‘She’s Cystic’: Treating Cystic Ovarian Disorders
February 17, 2021
Here’s a scenario for you: One of your best cows is due to be in heat but she never shows any clear signs. You scratch your head, jot down her number and make a note to have your veterinarian check her during your next herd health visit. When that day rolls around he breaks out the ultrasound machine, examines her and utters those two dreadful words – “She’s cystic.”
Unfortunately, ovarian cysts are one of the most common ovarian dysfunctions in dairy cattle. In fact, approximately one in 10 cows will become cystic at some point in her life. This reproductive disorder is not only frustrating to deal with, but it can also cause a considerable amount of economic loss, thanks to its ability to reduce an animal’s reproductive performance.
According to Michael O’Conner, an emeritus professor at Pennsylvania State University, experts define a follicular cyst as a follicle greater than 17 mm, usually accompanied by one or more other large follicular structures and no corpus luteum present. A follicle becomes cystic when it fails to ovulate and persists on the ovary. These cysts will often disappear with the onset of a new cycle; however, cows can become chronic, meaning that older cysts are simply replaced with new ones.

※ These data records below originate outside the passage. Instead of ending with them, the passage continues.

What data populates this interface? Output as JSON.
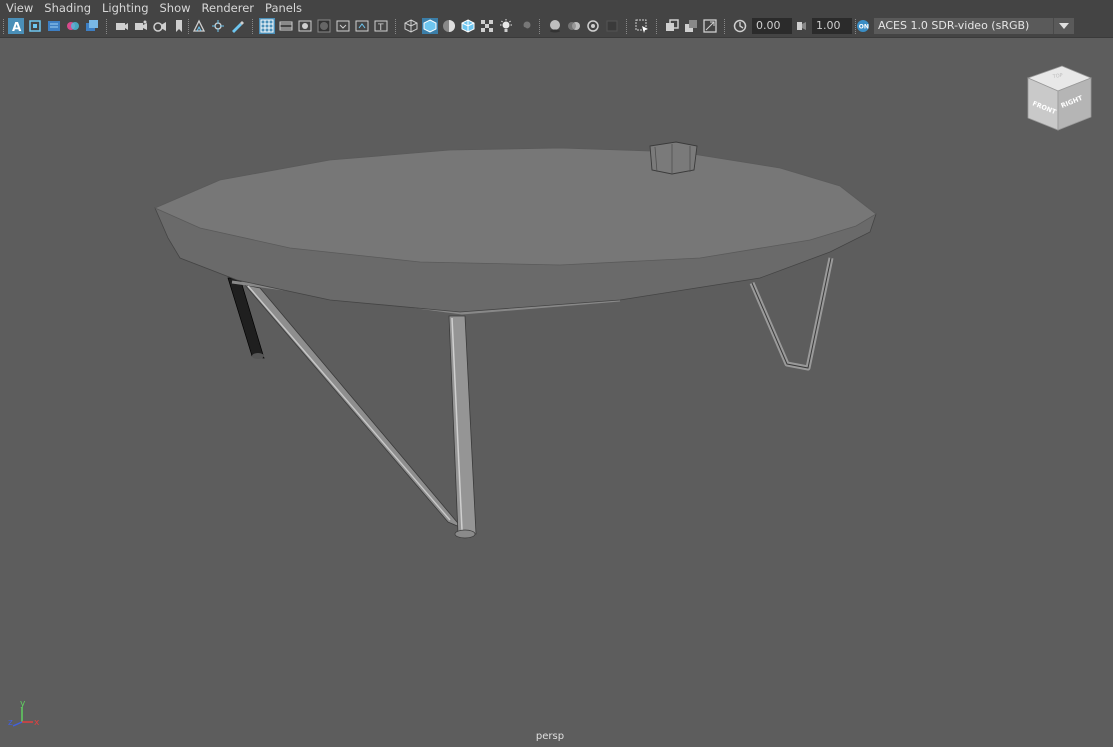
{
  "menu": [
    "View",
    "Shading",
    "Lighting",
    "Show",
    "Renderer",
    "Panels"
  ],
  "toolbar": {
    "exposure": "0.00",
    "gamma": "1.00",
    "color_space": "ACES 1.0 SDR-video (sRGB)",
    "active_color": "#4a8fb8"
  },
  "viewcube": {
    "front": "FRONT",
    "right": "RIGHT",
    "top": "TOP"
  },
  "axis": {
    "x": "x",
    "y": "y",
    "z": "z"
  },
  "viewport": {
    "camera": "persp",
    "background": "#5d5d5d"
  }
}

If you’re suspicious that one of your animals is cystic, here are a few symptoms to look for:
Anestrus, or the lack of heat, is the most common sign that an animal may be cystic.
Abnormal estrous behavior patterns, including persistent estrus or shortened estrus intervals, may also be an indicator of ovarian cysts.
Who’s at Risk?
While diagnosing cystic animals can be somewhat of a challenge, certain animals tend to be more at risk than others.
“This condition is most common during the first 60 days of lactation when cows experience most health disorders and are under metabolic stress,” O’Connor says.
“Several surveys indicate that cows experiencing problems around the time of calving, such as twinning, dystocia, retained placenta and uterine infection, are more likely to develop ovarian dysfunction.”
Additionally, older cows tend to experience ovarian cysts more frequently than younger cows who are in their first or second lactation. Furthermore, it has been shown that cows over-conditioned at dry off were 2.5 times more likely to develop cystic ovaries after calving than herd mates in average condition, O’Connor adds.
When treating an ovarian cyst, it’s important to know what type of cyst you are up against. Your veterinarian should be able to tell if the cyst is follicular or luteal, as luteal cysts tend to be larger and more symptomatic than follicular cysts. “Each type of cyst, follicular and luteal, requires different hormonal treatments,” O’Connor says. “Manual rupture or aspiration of the fluid from the cyst are [the least] effective.”
One of the most common methods to treating an ovarian cyst is to utilize hormones. For follicular cysts, it is typical to use a gonadotropin releasing hormone (GnRH) or a luteinizing hormone-like product. For luteal cysts, prostaglandin (PG) products tend to be the most effective. A single dose of GnRH or Human Chorionic Gonadotropin (hCG) followed by PG seven days later also is a common strategy to treat cysts, according to O’Connor.
While the treatment of ovarian cysts has come a long way over the past few decades, properly diagnosing the type of cysts can still be a challenge. If you’re noticing that cystic animals routinely show in your herd, O’Connor offers up these tips.
“Culling chronically cystic cows, developing a strategy to avoid over-conditioned dry cows, and providing a balanced transition cow ration will certainly help minimize periparturient problems so that the incidence of cystic ovaries remains low,” he says.
“Implementing best management practices to prevent and monitor calving-related issues such as twinning, dystocia, retained placenta and metritis are also critical.”